@ Mitch Guthman: I fully agree with your description of the situation.

Mitch Guthman said...

@ FrédéricLN,

Your point is well taken and even the most recent polls in which Sarkozy has gained make Hollande almost a president-in-waiting. But then so was DSK. Sarkozy is a tough campaigner who will stop at nothing. He deserves the utmost respect as a political animal. I think it’s essential that Hollande should guard against complacency as well avoiding doing things which might reinforce what many see as his regrettable ineffectualness as a campaigner and as a man lacking in his own ideas and beliefs.

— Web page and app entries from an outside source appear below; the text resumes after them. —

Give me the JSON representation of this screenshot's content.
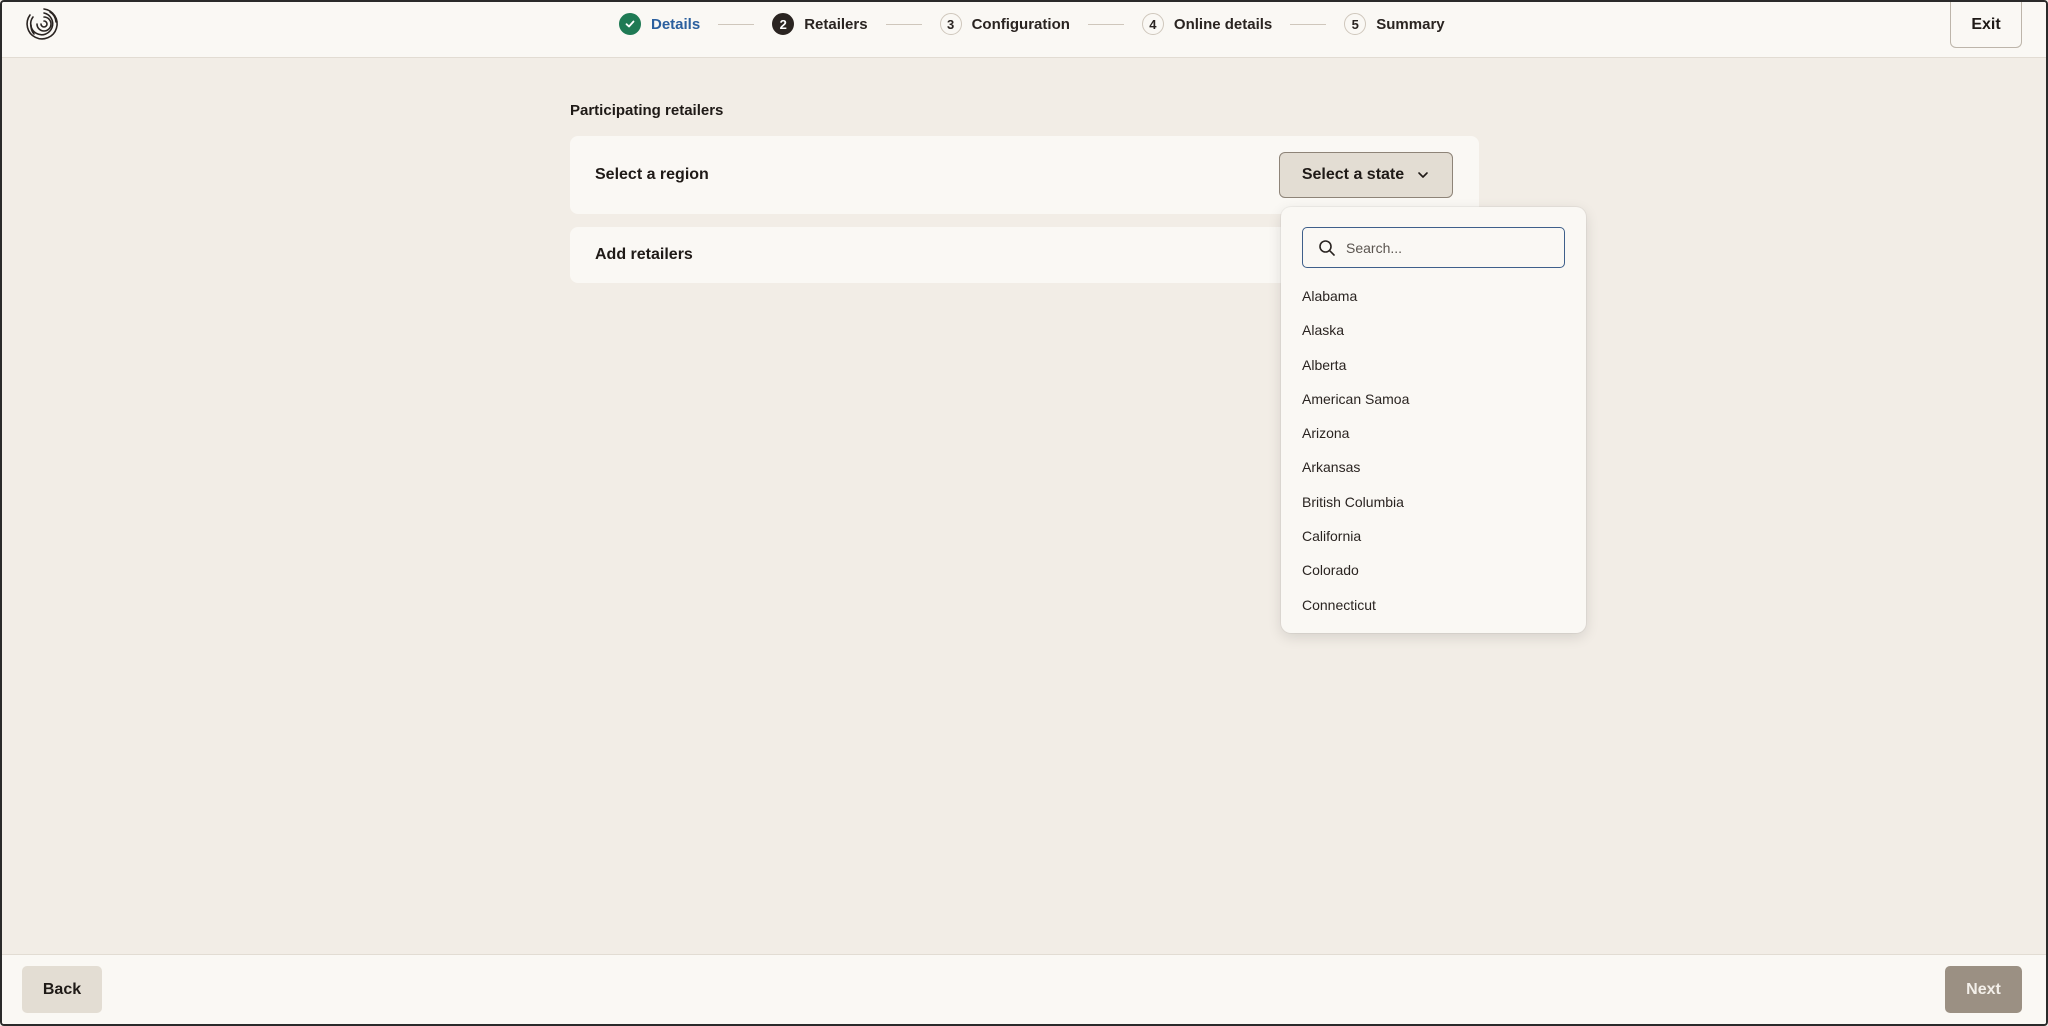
{
  "header": {
    "logo_icon": "spiral-logo-icon",
    "exit_label": "Exit",
    "steps": [
      {
        "number": "1",
        "label": "Details",
        "status": "done"
      },
      {
        "number": "2",
        "label": "Retailers",
        "status": "current"
      },
      {
        "number": "3",
        "label": "Configuration",
        "status": "upcoming"
      },
      {
        "number": "4",
        "label": "Online details",
        "status": "upcoming"
      },
      {
        "number": "5",
        "label": "Summary",
        "status": "upcoming"
      }
    ]
  },
  "main": {
    "section_title": "Participating retailers",
    "region_card_label": "Select a region",
    "state_button_label": "Select a state",
    "retailers_card_label": "Add retailers"
  },
  "dropdown": {
    "search_placeholder": "Search...",
    "search_value": "",
    "options": [
      "Alabama",
      "Alaska",
      "Alberta",
      "American Samoa",
      "Arizona",
      "Arkansas",
      "British Columbia",
      "California",
      "Colorado",
      "Connecticut"
    ]
  },
  "footer": {
    "back_label": "Back",
    "next_label": "Next"
  },
  "colors": {
    "page_bg": "#f2ede6",
    "surface": "#faf8f4",
    "done_green": "#1f7a54",
    "done_blue_text": "#2b5f9e",
    "search_border": "#3e5f8a",
    "next_disabled": "#9b9083"
  }
}
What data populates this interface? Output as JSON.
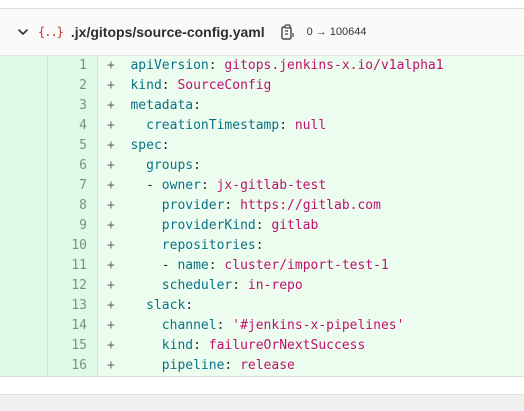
{
  "file": {
    "path": ".jx/gitops/source-config.yaml",
    "icon": "yaml-icon",
    "mode_old": "0",
    "mode_arrow": "→",
    "mode_new": "100644"
  },
  "lines": [
    {
      "num": "1",
      "indent": "",
      "dash": "",
      "key": "apiVersion",
      "value": "gitops.jenkins-x.io/v1alpha1"
    },
    {
      "num": "2",
      "indent": "",
      "dash": "",
      "key": "kind",
      "value": "SourceConfig"
    },
    {
      "num": "3",
      "indent": "",
      "dash": "",
      "key": "metadata",
      "value": ""
    },
    {
      "num": "4",
      "indent": "  ",
      "dash": "",
      "key": "creationTimestamp",
      "value": "null"
    },
    {
      "num": "5",
      "indent": "",
      "dash": "",
      "key": "spec",
      "value": ""
    },
    {
      "num": "6",
      "indent": "  ",
      "dash": "",
      "key": "groups",
      "value": ""
    },
    {
      "num": "7",
      "indent": "  ",
      "dash": "- ",
      "key": "owner",
      "value": "jx-gitlab-test"
    },
    {
      "num": "8",
      "indent": "    ",
      "dash": "",
      "key": "provider",
      "value": "https://gitlab.com"
    },
    {
      "num": "9",
      "indent": "    ",
      "dash": "",
      "key": "providerKind",
      "value": "gitlab"
    },
    {
      "num": "10",
      "indent": "    ",
      "dash": "",
      "key": "repositories",
      "value": ""
    },
    {
      "num": "11",
      "indent": "    ",
      "dash": "- ",
      "key": "name",
      "value": "cluster/import-test-1"
    },
    {
      "num": "12",
      "indent": "    ",
      "dash": "",
      "key": "scheduler",
      "value": "in-repo"
    },
    {
      "num": "13",
      "indent": "  ",
      "dash": "",
      "key": "slack",
      "value": ""
    },
    {
      "num": "14",
      "indent": "    ",
      "dash": "",
      "key": "channel",
      "value": "'#jenkins-x-pipelines'"
    },
    {
      "num": "15",
      "indent": "    ",
      "dash": "",
      "key": "kind",
      "value": "failureOrNextSuccess"
    },
    {
      "num": "16",
      "indent": "    ",
      "dash": "",
      "key": "pipeline",
      "value": "release"
    }
  ],
  "colors": {
    "added_line_bg": "#ecfdf0",
    "added_gutter_bg": "#ddfbe6",
    "key_color": "#0b7285",
    "value_color": "#c0116e"
  }
}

I think it is especially important to guard against complacency during this election because this is a time of great crises for France. Even I must admit that Sarkozy has handled himself reasonably well in navigating in some pretty rough seas. I think also that people sense an inner toughness in Sarkozy that will probably be important for the president of France in dealing with other countries and with various interest groups during this crises. As a man of the center-left, I naturally disagree with nearly all of Sarkozy’s political views. But, if I were a frenchman, I’d have to say that when the chips are down Sarkozy is probably the better man to be in the room fighting for the interests of France with the likes of Angela Merkel.

These are not normal times. This will not be a normal election. The political alignments in France are obviously in flux. Hollande has a one goal advantage in the first 15 minutes of play. That’s good but he needs to go on the attack and be relentless in keeping the pressure on the UMP. He cannot just protect his lead for the rest of the game. Sarkozy is too strong.